● Recorded data
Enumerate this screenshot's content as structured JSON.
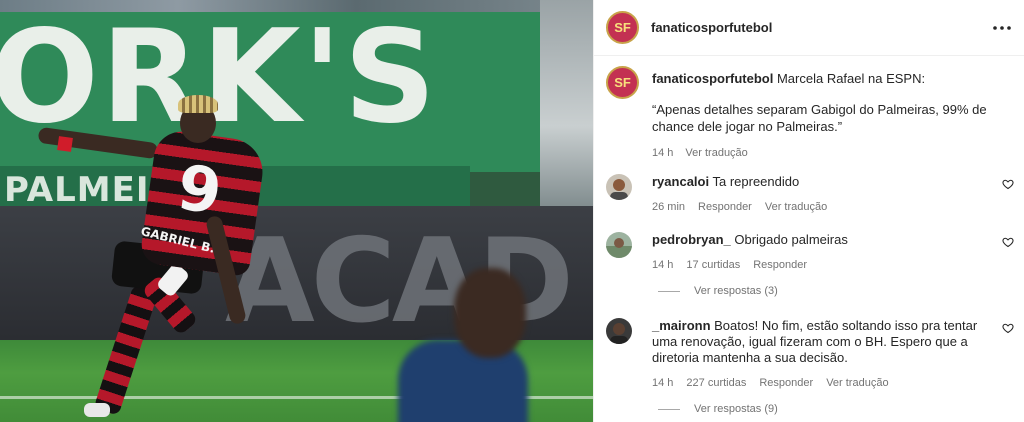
{
  "photo": {
    "banner_text": "ORK'S",
    "banner2_text": "PALMEIRAS",
    "board_text": "ACAD",
    "jersey_number": "9",
    "jersey_name": "GABRIEL B."
  },
  "header": {
    "avatar_text": "SF",
    "username": "fanaticosporfutebol",
    "more_icon": "more-horizontal-icon"
  },
  "caption": {
    "avatar_text": "SF",
    "username": "fanaticosporfutebol",
    "text": "Marcela Rafael na ESPN:",
    "quote": "“Apenas detalhes separam Gabigol do Palmeiras, 99% de chance dele jogar no Palmeiras.”",
    "time": "14 h",
    "translate": "Ver tradução"
  },
  "comments": [
    {
      "username": "ryancaloi",
      "text": "Ta repreendido",
      "time": "26 min",
      "likes": "",
      "reply": "Responder",
      "translate": "Ver tradução",
      "replies": ""
    },
    {
      "username": "pedrobryan_",
      "text": "Obrigado palmeiras",
      "time": "14 h",
      "likes": "17 curtidas",
      "reply": "Responder",
      "translate": "",
      "replies": "Ver respostas (3)"
    },
    {
      "username": "_maironn",
      "text": "Boatos! No fim, estão soltando isso pra tentar uma renovação, igual fizeram com o BH. Espero que a diretoria mantenha a sua decisão.",
      "time": "14 h",
      "likes": "227 curtidas",
      "reply": "Responder",
      "translate": "Ver tradução",
      "replies": "Ver respostas (9)"
    }
  ],
  "colors": {
    "brand_logo": "#c33152",
    "text": "#262626",
    "muted": "#737373"
  }
}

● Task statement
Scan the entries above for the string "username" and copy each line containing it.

● Solution to this exercise
    "username": "fanaticosporfutebol",
    "username": "fanaticosporfutebol",
      "username": "ryancaloi",
      "username": "pedrobryan_",
      "username": "_maironn",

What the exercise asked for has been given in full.